Why? Because the power of God’s Word does not fade, diminish, or wither (1 Peter 1:24). It is the source of both our transformation and our sanctification. It is our spiritual sustenance (Matthew 4:4). It gives us stability and security: “Therefore everyone who hears these words of Mine and acts on them, may be compared to a wise man who built his house on the rock” (Matthew 7:24). Scripture is “the word of [God’s] grace, which is able to build you up and to give you the inheritance among all those who are sanctified” (Acts 20:32). It is “the word of life” (Philippians 2:16). Regarding its power, the writer of Hebrews says, “The word of God is living and active and sharper than any two-edged sword, and piercing as far as the division of soul and spirit, of both joints and marrow, and able to judge the thoughts and intentions of the heart” (Hebrews 4:12). God’s living Word, active and powerful, saves, sustains, and sanctifies His people.

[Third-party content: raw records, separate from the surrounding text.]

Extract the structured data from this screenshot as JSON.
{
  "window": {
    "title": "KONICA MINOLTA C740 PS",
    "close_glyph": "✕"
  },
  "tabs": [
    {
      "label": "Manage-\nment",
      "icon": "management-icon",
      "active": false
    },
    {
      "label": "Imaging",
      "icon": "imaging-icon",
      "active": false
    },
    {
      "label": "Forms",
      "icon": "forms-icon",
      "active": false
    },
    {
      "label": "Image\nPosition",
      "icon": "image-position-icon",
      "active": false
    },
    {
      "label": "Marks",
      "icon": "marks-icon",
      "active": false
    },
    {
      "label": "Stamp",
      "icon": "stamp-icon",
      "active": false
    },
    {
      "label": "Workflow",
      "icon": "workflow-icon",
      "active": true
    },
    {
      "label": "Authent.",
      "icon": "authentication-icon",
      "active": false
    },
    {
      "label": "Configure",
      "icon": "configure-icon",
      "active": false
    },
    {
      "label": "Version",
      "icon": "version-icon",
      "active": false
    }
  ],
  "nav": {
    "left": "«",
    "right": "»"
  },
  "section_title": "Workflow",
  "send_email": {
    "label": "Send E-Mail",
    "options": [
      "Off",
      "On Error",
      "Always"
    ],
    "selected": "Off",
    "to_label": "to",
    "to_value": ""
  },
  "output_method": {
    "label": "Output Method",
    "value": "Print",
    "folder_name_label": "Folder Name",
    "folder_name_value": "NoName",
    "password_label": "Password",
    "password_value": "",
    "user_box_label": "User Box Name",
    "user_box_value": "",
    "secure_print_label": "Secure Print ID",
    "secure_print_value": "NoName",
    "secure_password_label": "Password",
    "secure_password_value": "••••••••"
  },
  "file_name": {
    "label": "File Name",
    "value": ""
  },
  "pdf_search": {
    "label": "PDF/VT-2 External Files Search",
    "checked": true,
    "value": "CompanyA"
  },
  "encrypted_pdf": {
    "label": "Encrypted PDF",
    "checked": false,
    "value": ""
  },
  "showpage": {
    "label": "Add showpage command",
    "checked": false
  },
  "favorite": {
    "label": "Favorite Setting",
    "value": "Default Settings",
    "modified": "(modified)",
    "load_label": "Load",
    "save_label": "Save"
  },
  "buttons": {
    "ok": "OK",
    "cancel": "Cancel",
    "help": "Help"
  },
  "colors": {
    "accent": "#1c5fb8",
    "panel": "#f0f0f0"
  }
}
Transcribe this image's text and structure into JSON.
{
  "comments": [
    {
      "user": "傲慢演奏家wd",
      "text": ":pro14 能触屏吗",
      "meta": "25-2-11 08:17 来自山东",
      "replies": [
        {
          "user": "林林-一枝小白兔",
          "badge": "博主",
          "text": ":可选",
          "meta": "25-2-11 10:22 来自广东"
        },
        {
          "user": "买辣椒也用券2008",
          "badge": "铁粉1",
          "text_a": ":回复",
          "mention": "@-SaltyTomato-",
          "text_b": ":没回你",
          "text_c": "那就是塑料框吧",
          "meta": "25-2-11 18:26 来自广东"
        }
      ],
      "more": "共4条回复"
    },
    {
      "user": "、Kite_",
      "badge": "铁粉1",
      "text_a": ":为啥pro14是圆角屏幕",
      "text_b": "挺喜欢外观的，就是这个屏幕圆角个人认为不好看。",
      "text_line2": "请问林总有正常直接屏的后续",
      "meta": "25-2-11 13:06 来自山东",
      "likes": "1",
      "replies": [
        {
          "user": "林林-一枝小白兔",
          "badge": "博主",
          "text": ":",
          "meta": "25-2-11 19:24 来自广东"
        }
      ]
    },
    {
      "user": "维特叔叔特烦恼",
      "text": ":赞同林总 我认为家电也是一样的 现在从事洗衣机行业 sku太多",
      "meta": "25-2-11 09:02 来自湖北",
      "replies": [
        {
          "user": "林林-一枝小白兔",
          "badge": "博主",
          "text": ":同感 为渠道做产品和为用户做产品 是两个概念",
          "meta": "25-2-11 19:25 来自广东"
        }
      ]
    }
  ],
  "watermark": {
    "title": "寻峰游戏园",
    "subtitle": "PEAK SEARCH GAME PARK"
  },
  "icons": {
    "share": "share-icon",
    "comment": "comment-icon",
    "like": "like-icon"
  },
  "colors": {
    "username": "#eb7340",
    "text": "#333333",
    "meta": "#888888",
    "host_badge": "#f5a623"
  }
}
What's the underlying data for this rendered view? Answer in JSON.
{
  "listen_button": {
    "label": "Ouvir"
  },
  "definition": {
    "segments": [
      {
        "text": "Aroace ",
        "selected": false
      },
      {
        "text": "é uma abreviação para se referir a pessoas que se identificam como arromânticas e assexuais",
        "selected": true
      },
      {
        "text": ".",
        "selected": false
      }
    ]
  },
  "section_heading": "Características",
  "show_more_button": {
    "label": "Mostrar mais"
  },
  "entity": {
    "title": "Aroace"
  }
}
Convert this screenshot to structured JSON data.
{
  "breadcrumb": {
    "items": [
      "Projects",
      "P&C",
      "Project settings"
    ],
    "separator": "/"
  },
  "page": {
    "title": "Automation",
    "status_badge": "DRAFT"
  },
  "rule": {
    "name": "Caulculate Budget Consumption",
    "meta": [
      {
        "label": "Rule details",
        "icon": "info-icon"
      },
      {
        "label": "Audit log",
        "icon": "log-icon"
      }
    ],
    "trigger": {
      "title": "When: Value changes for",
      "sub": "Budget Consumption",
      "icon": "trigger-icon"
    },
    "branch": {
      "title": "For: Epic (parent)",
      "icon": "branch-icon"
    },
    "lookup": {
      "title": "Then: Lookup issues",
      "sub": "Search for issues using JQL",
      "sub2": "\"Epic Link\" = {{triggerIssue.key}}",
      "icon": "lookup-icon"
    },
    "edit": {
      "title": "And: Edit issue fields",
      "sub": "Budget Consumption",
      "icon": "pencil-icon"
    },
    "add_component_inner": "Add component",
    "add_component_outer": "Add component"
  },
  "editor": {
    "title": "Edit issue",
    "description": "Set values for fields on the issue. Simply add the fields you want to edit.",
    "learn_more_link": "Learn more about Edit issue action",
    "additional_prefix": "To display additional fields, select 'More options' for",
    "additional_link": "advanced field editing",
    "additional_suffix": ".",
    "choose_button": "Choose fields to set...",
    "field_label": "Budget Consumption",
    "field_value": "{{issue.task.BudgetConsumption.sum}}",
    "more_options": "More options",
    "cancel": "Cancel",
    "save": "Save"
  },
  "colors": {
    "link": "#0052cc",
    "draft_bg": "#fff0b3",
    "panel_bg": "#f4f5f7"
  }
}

Believers recognize the Word for what it is and for what it does in their lives. Writing to the Thessalonians, Paul said, “For this reason we also constantly thank God that when you received the word of God which you heard from us, you accepted it not as the word of men, but for what it really is, the word of God, which also performs its work in you who believe” (1 Thessalonians 2:13). Scripture was instrumental in our salvation, and it continues to perform God’s work in us. Moreover, we know it accomplishes God’s work without fail.

For as the rain and the snow come down from heaven, and do not return there without watering the earth and making it bear and sprout, and furnishing seed to the sower and bread to the eater; so will My word be which goes forth from My mouth; it will not return to Me empty, without accomplishing what I desire, and without succeeding in the matter for which I sent it. (Isaiah 55:10–11)

If we want to experience God’s supernatural work in our lives, we must understand that the Holy Spirit accomplishes it only through His Word. He has ordained no other means, no momentary emotional or existential experience that can catapult us to some greater spiritual maturity. We cannot set aside our Bibles and expect His sanctifying work to continue uninterrupted. God saved us through the power of His Word, and its work is not finished. We must increase our hunger for His truth, knowing it is the sole source of our spiritual lives and the only means by which the Spirit conforms us into the image of His Son.

(Adapted from Final Word)

— Read on www.gty.org/library/blog/B190913